The techniques that I use to repair flash-damaged eyes are detailed in the "Digital Eye Doctor" section of the Digital Basics File update.  Also included in this section are detailed instructions on selectively sharpening the eye or eyes of a bird.

Photoshop CS2, the latest version of Photoshop, was announced recently.  Should you plan on upgrading?

Of course this is an individual decision, but in my opinion there are several major improvements in CS2.  I’ve been fortunate enough to be using CS 2 for the past few months as I worked on my new book (co-authored by Tim Grey), "Photoshop for Nature Photographers;  A Workshop in a Book." 

New to CS2 is Bridge, which replaces the old File Browser.  Bridge is considerably more robust and offers a film strip mode that makes image editing much easier. You can also quickly and easily create a slideshow if you’d like.   The slide show in Bridge is vastly improved from the PDF slideshow in CS.  In addition you can quickly rate each image with 1 - 5 stars and/or one of 5 color labels. You can then view only the starred or color-coded items as desired. You can also open a second Bridge window to compare images.  Depending upon the size of your monitor the preview can be quite large. Unfortunately we can’t yet zoom in to check for critical sharpness. On my 12 inch laptop this can sometimes be a drawback, but on my 23” home monitor, it’s not an issue. Bridge enables you to import and rename your files in one step as you download. And Bridge can run independently of Photoshop. For those who do not have the luxury of using Breezebrowser to edit and manage their images, Bridge will be a godsend.

Another major improvement is Adobe Camera Raw (CR).  CR has an intuitive interface and offers sophisticated adjustments that are not possible with many other converters. The advantage of making these adjustments prior to Raw conversion is that they are made using linear data.  In practical terms this means that you making adjustments to the data in the raw file without damaging any pixels.  With some images, these adjustments can reveal more highlight and shadow detail than is possible later in Photoshop.  In addition to the sliders that were in CR in CS, there is a Curves tab that you can use to fine-tune the adjustments you make with the sliders. The exposure control is truly impressive. The ability to remove fringing and lens distortion is impressive.

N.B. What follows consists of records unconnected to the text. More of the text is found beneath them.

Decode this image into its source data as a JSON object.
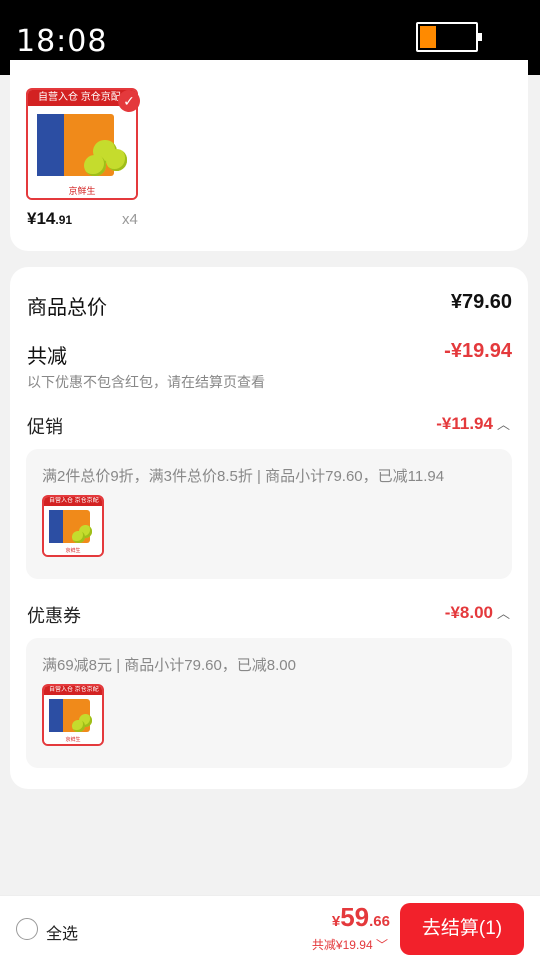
{
  "status": {
    "time": "18:08",
    "battery_level": 0.28
  },
  "product": {
    "badge_text": "自营入仓 京仓京配",
    "brand_text": "京鲜生",
    "price_symbol": "¥",
    "price_int": "14",
    "price_dec": ".91",
    "quantity": "x4"
  },
  "summary": {
    "total_label": "商品总价",
    "total_value": "¥79.60",
    "discount_label": "共减",
    "discount_value": "-¥19.94",
    "note": "以下优惠不包含红包，请在结算页查看",
    "promo": {
      "label": "促销",
      "value": "-¥11.94",
      "desc": "满2件总价9折，满3件总价8.5折 | 商品小计79.60，已减11.94"
    },
    "coupon": {
      "label": "优惠券",
      "value": "-¥8.00",
      "desc": "满69减8元 | 商品小计79.60，已减8.00"
    }
  },
  "bottom": {
    "select_all": "全选",
    "price_symbol": "¥",
    "price_int": "59",
    "price_dec": ".66",
    "saved": "共减¥19.94",
    "checkout": "去结算(1)"
  },
  "colors": {
    "accent": "#e4393c",
    "button": "#f2212b"
  }
}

With CR you can do much of your optimizing
converting the image.  And CR allows you to easily batch process as many images as you’d like. You can choose which settings to apply to the batch.  You’ll still need to do dust removal, color tweaking, resizing and sharpening in PS.  Within Photoshop CS 2 there is a new tool, Spot Healing, which makes dust-spotting much faster. It works well in low detail areas.  And there’s a new sharpening tool, Smart Sharpen, that can be quite useful. There are a few other tweaks to PS as well within the filter sections.

Another feature that some photographers, especially those concentrating on landscapes, may appreciate is the ability to create 32-bit High Dynamic Range (HDR) images.  To do this you need to make 3-6 different exposures in-camera.  Why go through the bother?  The resulting 32-bit HDR images feature a vastly extended latitude range, thus revealing incredible detail.

For me, CS2 offers a lot of improvements.  It may for you too.

Best, and love and great picture-making to all,  

Note: Arthur Morris has been a Canon contract photographer since 1994 and continues in that role today.  Hunt's Photo of Boston, MA is a BIRDS AS ART sponsor, as is Delkin Devices.  Do feel free to forward this Bulletin to one or more photographer-friends. Those wishing to subscribe click here: mailto:  To unsubscribe, click here:   Back issues of all BAA Bulletins and relevant BAA Notes are archived on the web site at: